** THE DATA follows **
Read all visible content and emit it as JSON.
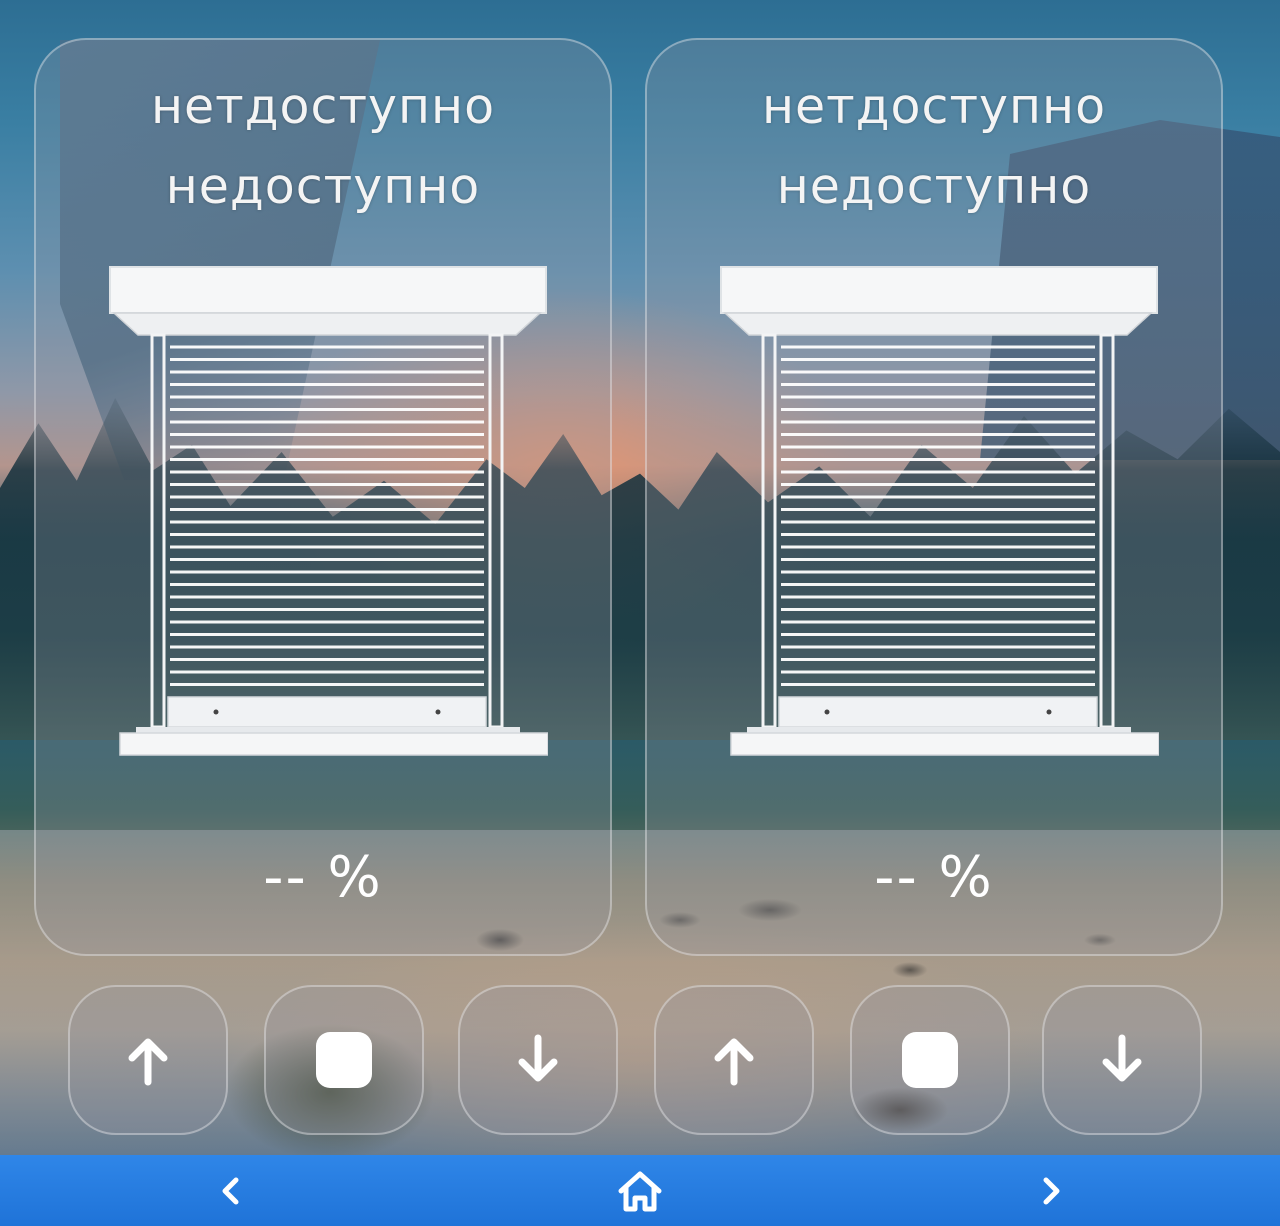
{
  "shutters": [
    {
      "status_line1": "нетдоступно",
      "status_line2": "недоступно",
      "percent": "-- %"
    },
    {
      "status_line1": "нетдоступно",
      "status_line2": "недоступно",
      "percent": "-- %"
    }
  ],
  "controls": {
    "up_icon": "arrow-up-icon",
    "stop_icon": "stop-square-icon",
    "down_icon": "arrow-down-icon"
  },
  "navbar": {
    "prev_icon": "chevron-left-icon",
    "home_icon": "home-icon",
    "next_icon": "chevron-right-icon",
    "color": "#2a80e2"
  },
  "colors": {
    "text": "#f4f4f4",
    "icon": "#ffffff",
    "card_bg": "rgba(150,150,160,0.28)"
  }
}
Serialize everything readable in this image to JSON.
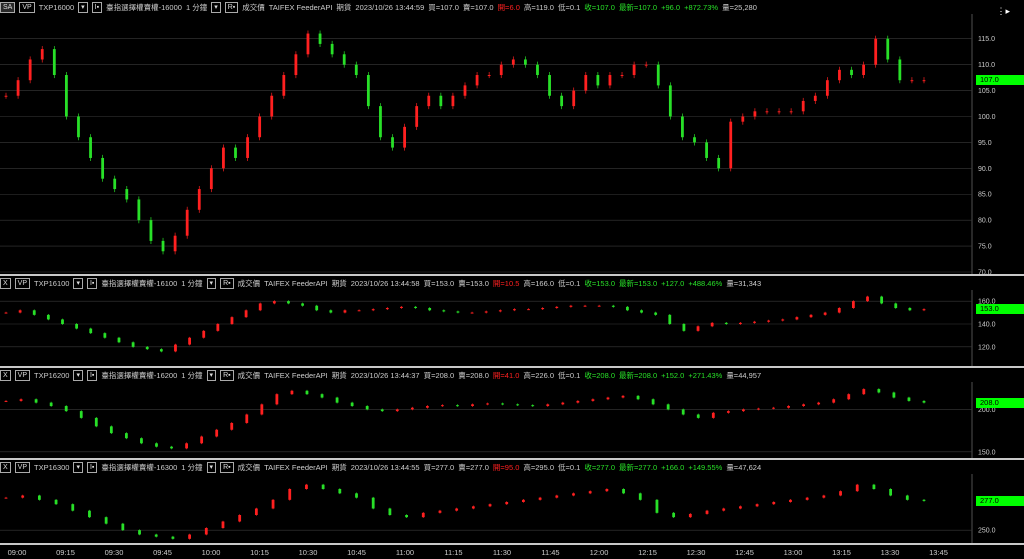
{
  "menu_icon": "menu-icon",
  "panes": [
    {
      "id": "p1",
      "buttons": [
        "SA",
        "VP"
      ],
      "symbol": "TXP16000",
      "drop1": "▾",
      "chk": "I▪",
      "title": "臺指選擇權賣權-16000",
      "interval": "1 分鐘",
      "drop2": "▾",
      "rbtn": "R▪",
      "type": "成交價",
      "feed": "TAIFEX  FeederAPI",
      "kind": "期貨",
      "datetime": "2023/10/26  13:44:59",
      "buy": "買=107.0",
      "sell": "賣=107.0",
      "open": "開=6.0",
      "high": "高=119.0",
      "low": "低=0.1",
      "close": "收=107.0",
      "last": "最新=107.0",
      "chg": "+96.0",
      "pct": "+872.73%",
      "vol": "量=25,280",
      "price_tag": "107.0",
      "yticks": [
        "115.0",
        "110.0",
        "105.0",
        "100.0",
        "95.0",
        "90.0",
        "85.0",
        "80.0",
        "75.0",
        "70.0"
      ]
    },
    {
      "id": "p2",
      "buttons": [
        "X",
        "VP"
      ],
      "symbol": "TXP16100",
      "drop1": "▾",
      "chk": "I▪",
      "title": "臺指選擇權賣權-16100",
      "interval": "1 分鐘",
      "drop2": "▾",
      "rbtn": "R▪",
      "type": "成交價",
      "feed": "TAIFEX  FeederAPI",
      "kind": "期貨",
      "datetime": "2023/10/26  13:44:58",
      "buy": "買=153.0",
      "sell": "賣=153.0",
      "open": "開=10.5",
      "high": "高=166.0",
      "low": "低=0.1",
      "close": "收=153.0",
      "last": "最新=153.0",
      "chg": "+127.0",
      "pct": "+488.46%",
      "vol": "量=31,343",
      "price_tag": "153.0",
      "yticks": [
        "160.0",
        "140.0",
        "120.0"
      ]
    },
    {
      "id": "p3",
      "buttons": [
        "X",
        "VP"
      ],
      "symbol": "TXP16200",
      "drop1": "▾",
      "chk": "I▪",
      "title": "臺指選擇權賣權-16200",
      "interval": "1 分鐘",
      "drop2": "▾",
      "rbtn": "R▪",
      "type": "成交價",
      "feed": "TAIFEX  FeederAPI",
      "kind": "期貨",
      "datetime": "2023/10/26  13:44:37",
      "buy": "買=208.0",
      "sell": "賣=208.0",
      "open": "開=41.0",
      "high": "高=226.0",
      "low": "低=0.1",
      "close": "收=208.0",
      "last": "最新=208.0",
      "chg": "+152.0",
      "pct": "+271.43%",
      "vol": "量=44,957",
      "price_tag": "208.0",
      "yticks": [
        "200.0",
        "150.0"
      ]
    },
    {
      "id": "p4",
      "buttons": [
        "X",
        "VP"
      ],
      "symbol": "TXP16300",
      "drop1": "▾",
      "chk": "I▪",
      "title": "臺指選擇權賣權-16300",
      "interval": "1 分鐘",
      "drop2": "▾",
      "rbtn": "R▪",
      "type": "成交價",
      "feed": "TAIFEX  FeederAPI",
      "kind": "期貨",
      "datetime": "2023/10/26  13:44:55",
      "buy": "買=277.0",
      "sell": "賣=277.0",
      "open": "開=95.0",
      "high": "高=295.0",
      "low": "低=0.1",
      "close": "收=277.0",
      "last": "最新=277.0",
      "chg": "+166.0",
      "pct": "+149.55%",
      "vol": "量=47,624",
      "price_tag": "277.0",
      "yticks": [
        "250.0"
      ]
    }
  ],
  "xaxis": [
    "09:00",
    "09:15",
    "09:30",
    "09:45",
    "10:00",
    "10:15",
    "10:30",
    "10:45",
    "11:00",
    "11:15",
    "11:30",
    "11:45",
    "12:00",
    "12:15",
    "12:30",
    "12:45",
    "13:00",
    "13:15",
    "13:30",
    "13:45"
  ],
  "colors": {
    "up": "#ff2020",
    "down": "#28e028",
    "tag": "#00ff00",
    "grid": "#3a3a3a"
  },
  "chart_data": [
    {
      "type": "candlestick",
      "symbol": "TXP16000",
      "ylim": [
        70,
        119
      ],
      "series_shape": [
        104,
        107,
        111,
        113,
        108,
        100,
        96,
        92,
        88,
        86,
        84,
        80,
        76,
        74,
        77,
        82,
        86,
        90,
        94,
        92,
        96,
        100,
        104,
        108,
        112,
        116,
        114,
        112,
        110,
        108,
        102,
        96,
        94,
        98,
        102,
        104,
        102,
        104,
        106,
        108,
        108,
        110,
        111,
        110,
        108,
        104,
        102,
        105,
        108,
        106,
        108,
        108,
        110,
        110,
        106,
        100,
        96,
        95,
        92,
        90,
        99,
        100,
        101,
        101,
        101,
        101,
        103,
        104,
        107,
        109,
        108,
        110,
        115,
        111,
        107,
        107,
        107
      ]
    },
    {
      "type": "candlestick",
      "symbol": "TXP16100",
      "ylim": [
        105,
        168
      ],
      "series_shape": [
        150,
        152,
        148,
        144,
        140,
        136,
        132,
        128,
        124,
        120,
        118,
        116,
        122,
        128,
        134,
        140,
        146,
        152,
        158,
        160,
        158,
        156,
        152,
        150,
        152,
        152,
        153,
        154,
        155,
        154,
        152,
        151,
        150,
        150,
        151,
        152,
        153,
        153,
        154,
        155,
        156,
        156,
        156,
        155,
        152,
        150,
        148,
        140,
        134,
        138,
        141,
        140,
        141,
        142,
        143,
        144,
        146,
        148,
        150,
        154,
        160,
        164,
        158,
        154,
        152,
        153
      ]
    },
    {
      "type": "candlestick",
      "symbol": "TXP16200",
      "ylim": [
        145,
        230
      ],
      "series_shape": [
        210,
        212,
        208,
        204,
        198,
        190,
        180,
        172,
        166,
        160,
        156,
        154,
        160,
        168,
        176,
        184,
        194,
        206,
        218,
        222,
        218,
        214,
        208,
        204,
        200,
        198,
        200,
        202,
        204,
        205,
        204,
        206,
        207,
        206,
        205,
        204,
        206,
        208,
        210,
        212,
        214,
        216,
        212,
        206,
        200,
        194,
        190,
        196,
        198,
        200,
        201,
        202,
        204,
        206,
        208,
        212,
        218,
        224,
        220,
        214,
        210,
        208
      ]
    },
    {
      "type": "candlestick",
      "symbol": "TXP16300",
      "ylim": [
        240,
        300
      ],
      "series_shape": [
        280,
        282,
        278,
        274,
        268,
        262,
        256,
        250,
        246,
        244,
        242,
        246,
        252,
        258,
        264,
        270,
        278,
        288,
        292,
        288,
        284,
        280,
        270,
        264,
        262,
        266,
        268,
        270,
        272,
        274,
        276,
        278,
        280,
        282,
        284,
        286,
        288,
        284,
        278,
        266,
        262,
        265,
        268,
        270,
        272,
        274,
        276,
        278,
        280,
        282,
        286,
        292,
        288,
        282,
        278,
        277
      ]
    }
  ]
}
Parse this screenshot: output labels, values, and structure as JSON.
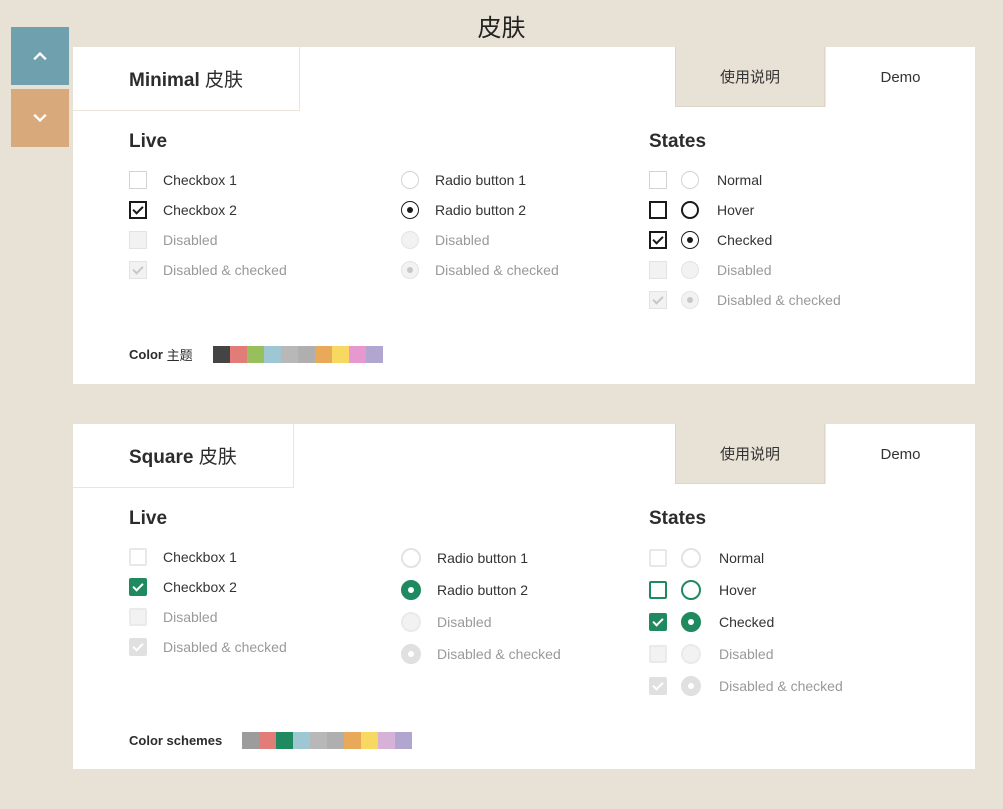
{
  "page_title": "皮肤",
  "tabs": {
    "usage": "使用说明",
    "demo": "Demo"
  },
  "sections": {
    "live": "Live",
    "states": "States"
  },
  "state_labels": {
    "normal": "Normal",
    "hover": "Hover",
    "checked": "Checked",
    "disabled": "Disabled",
    "disabled_checked": "Disabled & checked"
  },
  "skins": {
    "minimal": {
      "name_bold": "Minimal",
      "name_thin": "皮肤",
      "color_label_bold": "Color",
      "color_label_thin": "主题",
      "live": {
        "checkboxes": [
          {
            "label": "Checkbox 1",
            "state": "normal"
          },
          {
            "label": "Checkbox 2",
            "state": "checked"
          },
          {
            "label": "Disabled",
            "state": "disabled"
          },
          {
            "label": "Disabled & checked",
            "state": "disch"
          }
        ],
        "radios": [
          {
            "label": "Radio button 1",
            "state": "normal"
          },
          {
            "label": "Radio button 2",
            "state": "checked"
          },
          {
            "label": "Disabled",
            "state": "disabled"
          },
          {
            "label": "Disabled & checked",
            "state": "disch"
          }
        ]
      },
      "colors": [
        "#444444",
        "#e27c79",
        "#97c05c",
        "#9fc6d3",
        "#b8b8b8",
        "#afafaf",
        "#e8a95b",
        "#f7d861",
        "#e799cf",
        "#b1a6cf"
      ]
    },
    "square": {
      "name_bold": "Square",
      "name_thin": "皮肤",
      "color_label_bold": "Color schemes",
      "color_label_thin": "",
      "live": {
        "checkboxes": [
          {
            "label": "Checkbox 1",
            "state": "normal"
          },
          {
            "label": "Checkbox 2",
            "state": "checked"
          },
          {
            "label": "Disabled",
            "state": "disabled"
          },
          {
            "label": "Disabled & checked",
            "state": "disch"
          }
        ],
        "radios": [
          {
            "label": "Radio button 1",
            "state": "normal"
          },
          {
            "label": "Radio button 2",
            "state": "checked"
          },
          {
            "label": "Disabled",
            "state": "disabled"
          },
          {
            "label": "Disabled & checked",
            "state": "disch"
          }
        ]
      },
      "colors": [
        "#9c9c9c",
        "#e27c79",
        "#1f8a5f",
        "#9fc6d3",
        "#b8b8b8",
        "#afafaf",
        "#e8a95b",
        "#f7d861",
        "#d5b2d6",
        "#b1a6cf"
      ]
    }
  }
}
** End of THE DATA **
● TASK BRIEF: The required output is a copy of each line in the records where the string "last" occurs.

● FINAL ANSWER:
      "last": "最新=107.0",
      "last": "最新=153.0",
      "last": "最新=208.0",
      "last": "最新=277.0",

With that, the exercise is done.